╭─ Records supplied

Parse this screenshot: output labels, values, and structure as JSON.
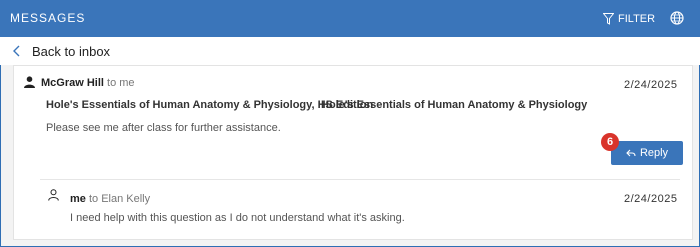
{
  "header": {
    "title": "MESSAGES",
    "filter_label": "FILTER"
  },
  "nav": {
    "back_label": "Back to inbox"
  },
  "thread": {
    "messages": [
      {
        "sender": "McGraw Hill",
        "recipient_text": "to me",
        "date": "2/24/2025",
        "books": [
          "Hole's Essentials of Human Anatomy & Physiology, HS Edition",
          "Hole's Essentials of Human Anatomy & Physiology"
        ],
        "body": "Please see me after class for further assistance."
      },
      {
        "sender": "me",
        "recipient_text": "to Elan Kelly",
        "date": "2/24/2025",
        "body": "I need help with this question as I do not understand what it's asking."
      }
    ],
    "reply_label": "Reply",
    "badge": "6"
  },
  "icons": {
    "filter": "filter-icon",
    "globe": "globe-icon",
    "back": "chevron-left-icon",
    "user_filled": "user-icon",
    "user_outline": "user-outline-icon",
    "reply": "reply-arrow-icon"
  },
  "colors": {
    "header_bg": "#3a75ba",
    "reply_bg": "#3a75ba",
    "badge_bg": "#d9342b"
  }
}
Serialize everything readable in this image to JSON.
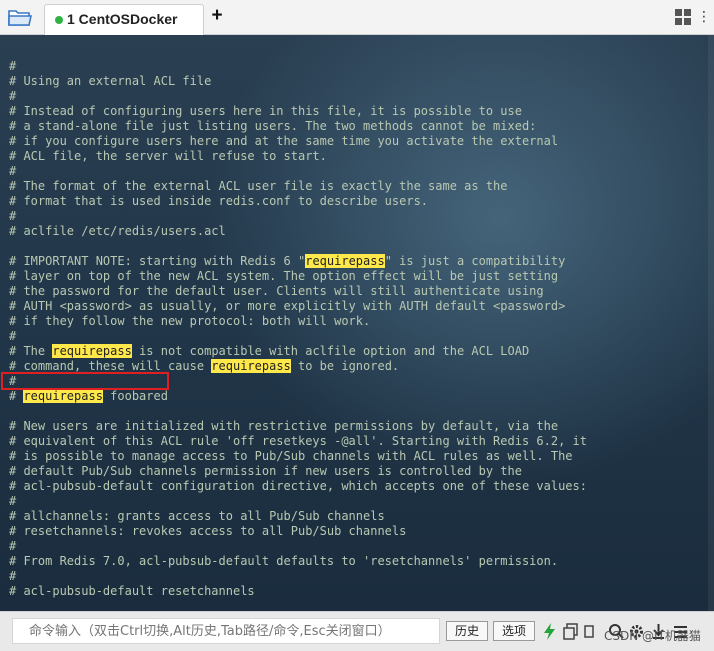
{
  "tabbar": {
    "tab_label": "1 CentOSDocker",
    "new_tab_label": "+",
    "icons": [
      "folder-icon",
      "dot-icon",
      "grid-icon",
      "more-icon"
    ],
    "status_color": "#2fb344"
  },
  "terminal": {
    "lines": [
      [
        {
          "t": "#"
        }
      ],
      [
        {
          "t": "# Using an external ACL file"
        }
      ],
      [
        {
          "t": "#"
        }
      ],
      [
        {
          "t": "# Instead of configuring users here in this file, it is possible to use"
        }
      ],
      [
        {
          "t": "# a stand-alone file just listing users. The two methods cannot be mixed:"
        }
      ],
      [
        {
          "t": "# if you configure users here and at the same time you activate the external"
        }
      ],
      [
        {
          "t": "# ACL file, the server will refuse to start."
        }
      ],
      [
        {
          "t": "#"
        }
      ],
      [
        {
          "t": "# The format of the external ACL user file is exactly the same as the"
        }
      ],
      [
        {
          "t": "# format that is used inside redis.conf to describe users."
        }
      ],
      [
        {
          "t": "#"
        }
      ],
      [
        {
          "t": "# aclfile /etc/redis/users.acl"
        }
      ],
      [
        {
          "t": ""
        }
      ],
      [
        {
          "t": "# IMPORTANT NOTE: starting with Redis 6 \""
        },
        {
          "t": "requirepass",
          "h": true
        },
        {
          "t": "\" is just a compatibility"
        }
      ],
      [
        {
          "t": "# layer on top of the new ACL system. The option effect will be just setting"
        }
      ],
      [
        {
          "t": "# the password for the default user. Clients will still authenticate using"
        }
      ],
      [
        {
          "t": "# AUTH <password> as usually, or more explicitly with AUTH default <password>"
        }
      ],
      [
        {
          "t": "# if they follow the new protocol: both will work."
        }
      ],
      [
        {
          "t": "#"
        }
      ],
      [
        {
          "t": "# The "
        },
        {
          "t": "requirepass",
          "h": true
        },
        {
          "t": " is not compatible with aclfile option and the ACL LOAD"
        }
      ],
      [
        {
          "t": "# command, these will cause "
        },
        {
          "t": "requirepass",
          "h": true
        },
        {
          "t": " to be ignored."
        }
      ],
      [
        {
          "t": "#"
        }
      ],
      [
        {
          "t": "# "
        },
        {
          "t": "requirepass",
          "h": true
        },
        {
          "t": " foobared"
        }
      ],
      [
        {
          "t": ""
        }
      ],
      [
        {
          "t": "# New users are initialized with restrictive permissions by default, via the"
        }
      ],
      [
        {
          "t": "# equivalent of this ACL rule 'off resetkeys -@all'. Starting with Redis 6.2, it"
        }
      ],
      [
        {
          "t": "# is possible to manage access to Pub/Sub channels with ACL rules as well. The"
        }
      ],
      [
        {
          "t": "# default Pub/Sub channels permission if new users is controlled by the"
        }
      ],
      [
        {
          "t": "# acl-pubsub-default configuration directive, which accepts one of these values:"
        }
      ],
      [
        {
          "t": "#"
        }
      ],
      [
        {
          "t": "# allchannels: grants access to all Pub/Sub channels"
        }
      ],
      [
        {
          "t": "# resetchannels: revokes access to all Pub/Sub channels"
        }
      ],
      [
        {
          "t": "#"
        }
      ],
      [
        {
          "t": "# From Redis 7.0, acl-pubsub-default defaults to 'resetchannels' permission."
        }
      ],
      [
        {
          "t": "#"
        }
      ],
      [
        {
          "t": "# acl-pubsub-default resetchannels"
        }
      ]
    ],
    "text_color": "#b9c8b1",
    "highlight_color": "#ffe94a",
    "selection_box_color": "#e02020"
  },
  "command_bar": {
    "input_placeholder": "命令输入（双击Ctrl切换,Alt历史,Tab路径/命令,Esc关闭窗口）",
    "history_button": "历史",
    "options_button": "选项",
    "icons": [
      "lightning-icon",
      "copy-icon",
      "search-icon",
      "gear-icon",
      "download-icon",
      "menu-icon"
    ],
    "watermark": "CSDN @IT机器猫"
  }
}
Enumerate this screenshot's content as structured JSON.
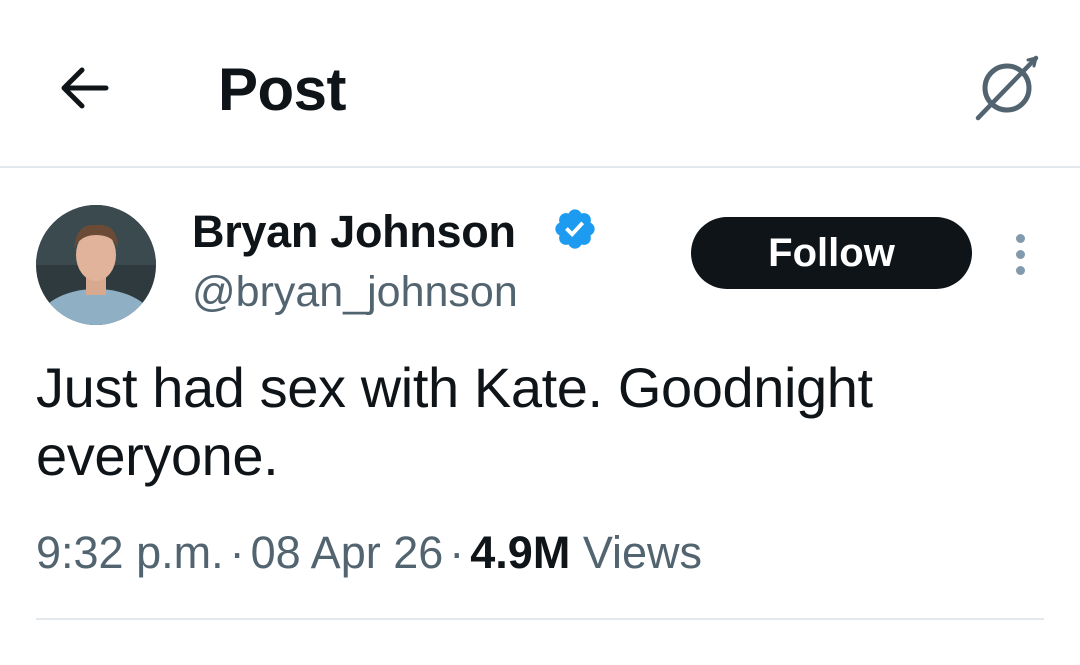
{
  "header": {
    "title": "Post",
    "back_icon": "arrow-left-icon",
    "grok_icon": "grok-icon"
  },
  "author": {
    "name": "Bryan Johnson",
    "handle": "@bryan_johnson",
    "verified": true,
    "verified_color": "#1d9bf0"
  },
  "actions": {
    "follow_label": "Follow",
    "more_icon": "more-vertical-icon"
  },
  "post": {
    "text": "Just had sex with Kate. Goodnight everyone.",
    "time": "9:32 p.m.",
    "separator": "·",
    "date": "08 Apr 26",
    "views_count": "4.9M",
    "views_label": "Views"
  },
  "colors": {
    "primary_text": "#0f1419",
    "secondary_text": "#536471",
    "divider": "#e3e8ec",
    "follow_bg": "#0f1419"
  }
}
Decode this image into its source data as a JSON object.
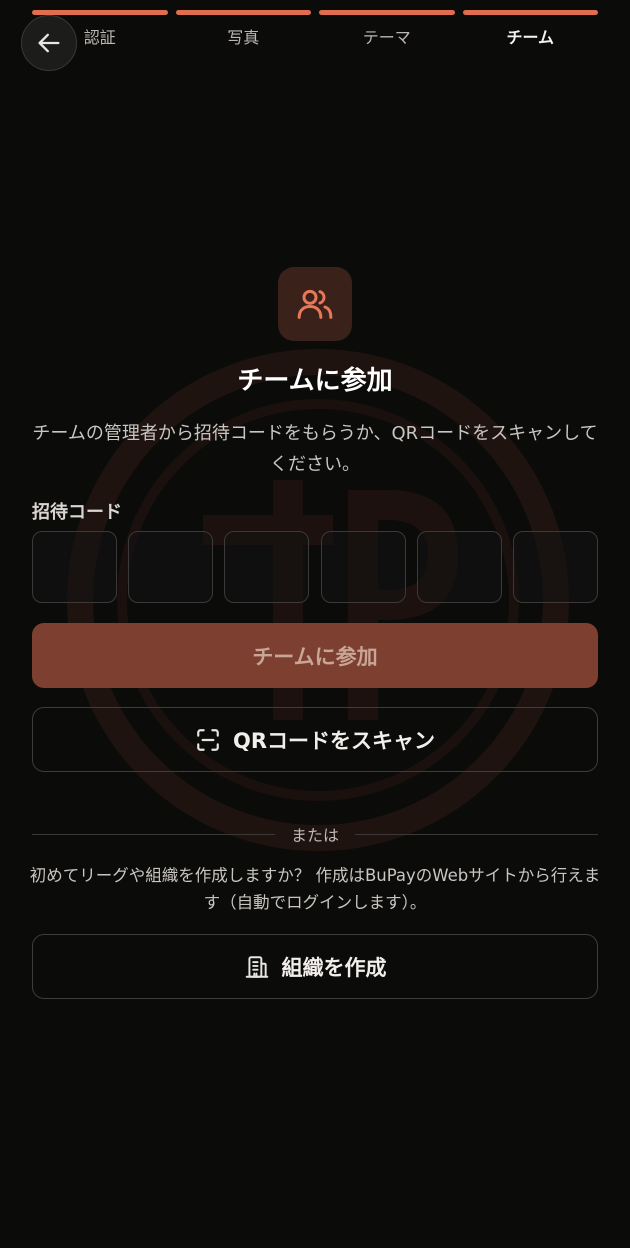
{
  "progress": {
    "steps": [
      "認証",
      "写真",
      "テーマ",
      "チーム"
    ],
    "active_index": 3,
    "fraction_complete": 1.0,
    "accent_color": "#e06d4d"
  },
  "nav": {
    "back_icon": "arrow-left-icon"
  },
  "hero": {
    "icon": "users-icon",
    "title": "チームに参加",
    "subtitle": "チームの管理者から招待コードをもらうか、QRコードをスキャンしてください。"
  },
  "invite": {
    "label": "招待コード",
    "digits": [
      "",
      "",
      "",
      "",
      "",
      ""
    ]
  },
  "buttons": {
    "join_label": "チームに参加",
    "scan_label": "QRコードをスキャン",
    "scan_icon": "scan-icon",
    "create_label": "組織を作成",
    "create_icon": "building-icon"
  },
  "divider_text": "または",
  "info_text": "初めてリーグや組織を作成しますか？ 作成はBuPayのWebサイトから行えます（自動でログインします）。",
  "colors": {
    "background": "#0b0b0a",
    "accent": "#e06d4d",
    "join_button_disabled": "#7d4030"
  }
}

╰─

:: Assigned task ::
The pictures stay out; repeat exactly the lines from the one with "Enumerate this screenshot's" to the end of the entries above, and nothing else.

:: Task solution ::
Enumerate this screenshot's content as structured JSON.
{
  "header": {
    "title": "Post",
    "back_icon": "arrow-left-icon",
    "grok_icon": "grok-icon"
  },
  "author": {
    "name": "Bryan Johnson",
    "handle": "@bryan_johnson",
    "verified": true,
    "verified_color": "#1d9bf0"
  },
  "actions": {
    "follow_label": "Follow",
    "more_icon": "more-vertical-icon"
  },
  "post": {
    "text": "Just had sex with Kate. Goodnight everyone.",
    "time": "9:32 p.m.",
    "separator": "·",
    "date": "08 Apr 26",
    "views_count": "4.9M",
    "views_label": "Views"
  },
  "colors": {
    "primary_text": "#0f1419",
    "secondary_text": "#536471",
    "divider": "#e3e8ec",
    "follow_bg": "#0f1419"
  }
}
Decode this image into its source data as a JSON object.
{
  "progress": {
    "steps": [
      "認証",
      "写真",
      "テーマ",
      "チーム"
    ],
    "active_index": 3,
    "fraction_complete": 1.0,
    "accent_color": "#e06d4d"
  },
  "nav": {
    "back_icon": "arrow-left-icon"
  },
  "hero": {
    "icon": "users-icon",
    "title": "チームに参加",
    "subtitle": "チームの管理者から招待コードをもらうか、QRコードをスキャンしてください。"
  },
  "invite": {
    "label": "招待コード",
    "digits": [
      "",
      "",
      "",
      "",
      "",
      ""
    ]
  },
  "buttons": {
    "join_label": "チームに参加",
    "scan_label": "QRコードをスキャン",
    "scan_icon": "scan-icon",
    "create_label": "組織を作成",
    "create_icon": "building-icon"
  },
  "divider_text": "または",
  "info_text": "初めてリーグや組織を作成しますか？ 作成はBuPayのWebサイトから行えます（自動でログインします）。",
  "colors": {
    "background": "#0b0b0a",
    "accent": "#e06d4d",
    "join_button_disabled": "#7d4030"
  }
}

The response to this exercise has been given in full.